It has 43.5 million speakers in China and a total estimate of 48.5 million speakers including other areas. Hakka is greatly concentrated in the northeastern and eastern parts of Guangdong province, particularly in south Jiangxi, Hunan, Hainan, Guangxi and Fujian as well as the western and southwestern parts of Sichuan provinces. Speakers of Hakka can be found in Brunei, Cambodia, Hong Kong, Taiwan, French Guiana, French Polynesia, Indonesia, Malaysia, Panama, Suriname, Singapore and Thailand. Most of the immigrants in Indonesia, Malaysia and Thailand speak Hakka.
Hakka has six tones just like Cantonese and has similarities with Gan and the language as well as Hakka has borrowed extensively from Cantonese.
These are the seven major groups of different Chinese languages. Each one has a number of dialects, making the Chinese language very complex. Many of these are specifically spoken in individual locales, which require deep cultural and geographical knowledge from translators and interpreters.
In Mainland China and many areas overseas, Simplified Mandarin, which is the official script used in China, is applied for all written text. However, there are places such as Singapore that have developed its own style and vocabulary. With the variations, it is essential that you work only with a professional translator to ensure that your Chinese language translation is accurate.
What Is Simplified Chinese?
The short answer: It’s a Chinese writing system.
Did you know that there are three very distinct Chinese written languages? These are Traditional Chinese for Taiwan, Traditional Chinese for Hong Kong, and Simplified Chinese for mainland China. To the untrained eye, these three forms of written Chinese might look very similar, but there are a couple of significant differentiators between them. Here’s a quick look at the difference between traditional and simplified Chinese!
In essence, Simplified Chinese is, well, a simplification of the Traditional Chinese alphabet.
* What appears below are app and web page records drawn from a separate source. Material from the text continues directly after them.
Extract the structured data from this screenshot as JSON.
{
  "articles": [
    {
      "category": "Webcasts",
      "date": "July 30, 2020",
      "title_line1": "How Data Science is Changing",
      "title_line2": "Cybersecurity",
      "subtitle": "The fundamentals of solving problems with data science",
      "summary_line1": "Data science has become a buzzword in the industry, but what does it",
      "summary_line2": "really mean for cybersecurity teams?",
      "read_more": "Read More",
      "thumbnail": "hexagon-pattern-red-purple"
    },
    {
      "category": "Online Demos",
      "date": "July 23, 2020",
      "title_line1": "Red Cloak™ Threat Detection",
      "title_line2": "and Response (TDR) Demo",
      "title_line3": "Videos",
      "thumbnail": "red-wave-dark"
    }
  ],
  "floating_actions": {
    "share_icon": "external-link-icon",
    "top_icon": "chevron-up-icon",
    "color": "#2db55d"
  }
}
This is done through the merging of character and stroke reduction.
You see, with over 50,000 characters in its lexical inventory, simplifying the Traditional Chinese alphabet was anything but simple. And it was until 1949, when The People’s Republic of China was established, that the official simplified writing system was developed.
The goal of this plan was to make reading and writing more accessible to the population. Chinese linguists and the government spent a few decades simplifying more than 2,000 Chinese characters. And today, it’s the standard writing system for more than a billion Chinese citizens.
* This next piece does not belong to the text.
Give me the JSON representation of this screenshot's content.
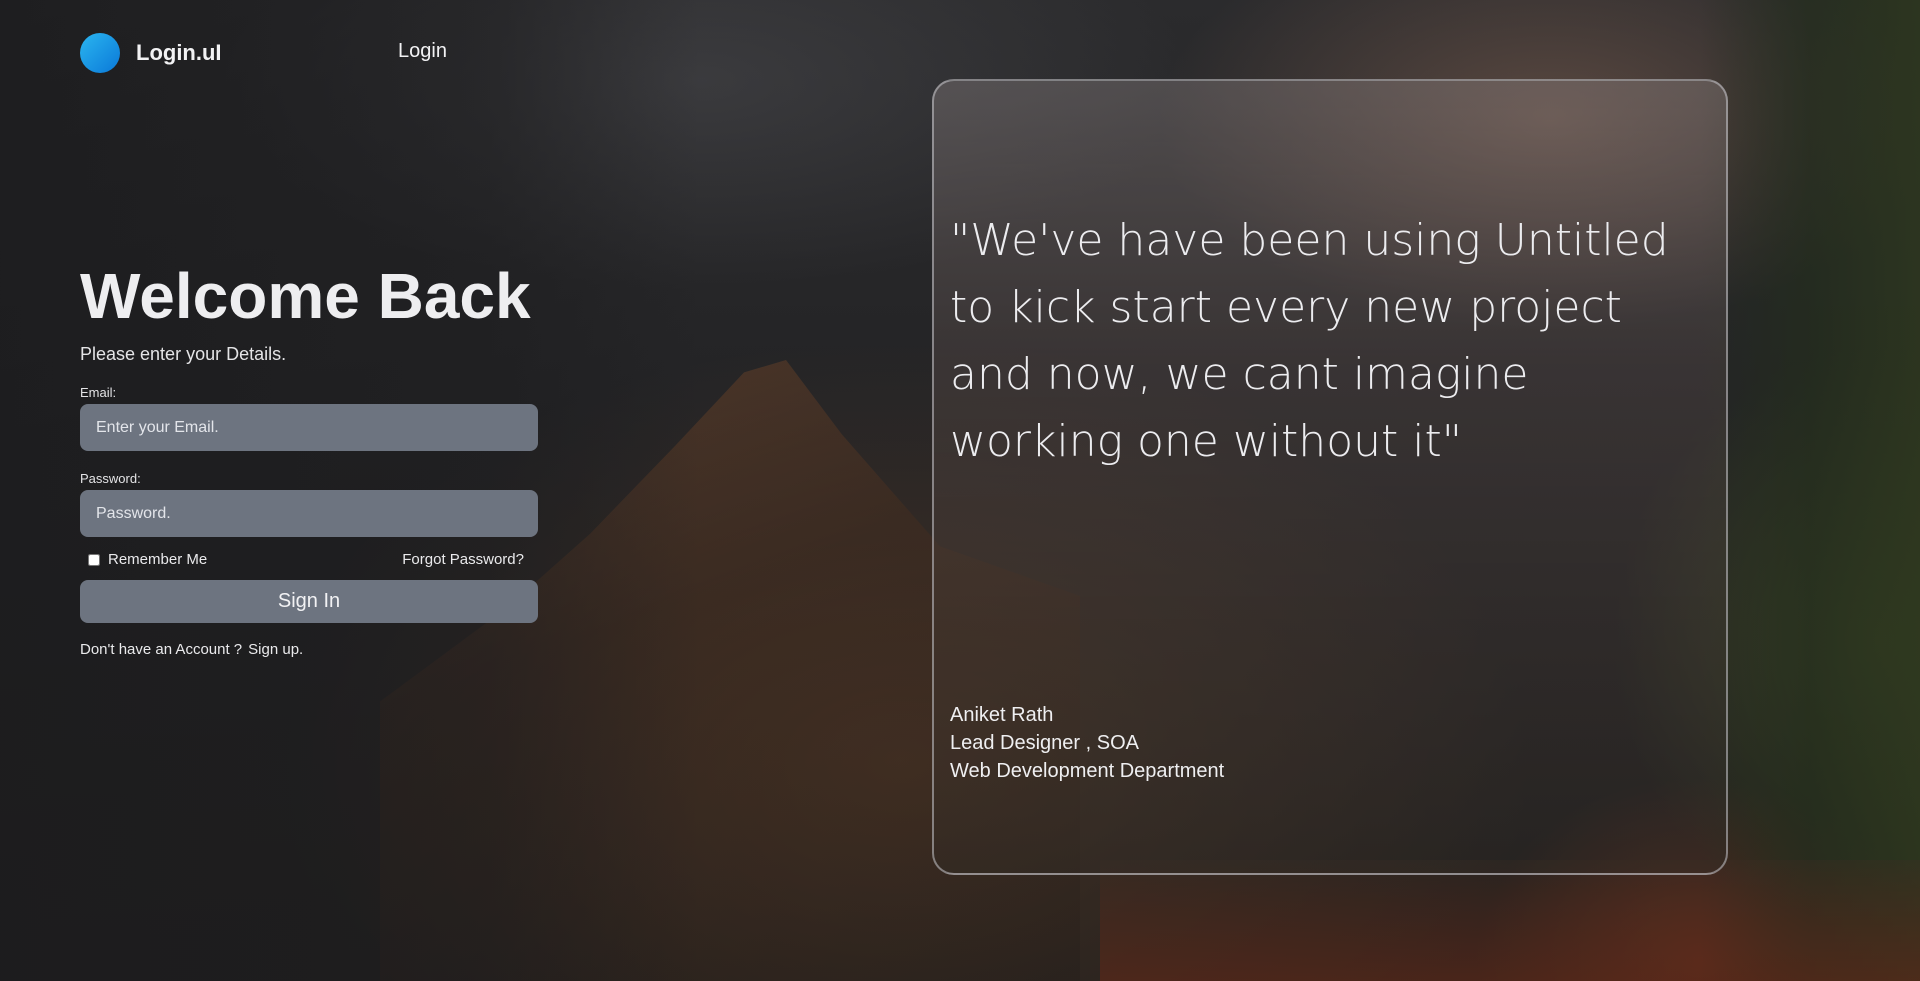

Even though Traditional Chinese has diminished from everyday use in mainland China, it is still used in formal settings and to emphasize certain words and phrases. Many foreign media and subtitled video content from Hong Kong and Taiwan also contain Traditional Chinese. The simplification process, however, is of ongoing nature. The last edits made to the writing system were done in 2013 and we expect to see some more changes soon with the drive for globalization of the world economy. Just like the spoken languages in China continue to evolve, so will the writing system.
Understanding the Linguistic Diversity in China
A professional translation company like Day Translations, Inc. understands linguistic diversity. With a nation as large as China, it is understandable that it will have a number of languages. Our translators fully understand the differences between the various Chinese dialects. All our translators are native speakers and live in-country. You do not have to search for experts in Chinese translation services because it is very easy to get in touch with Day Translations, Inc. You can call us at 1-800-969-6853 or send us an email at Contact us at your convenience. We are available 24/7, every day of the year.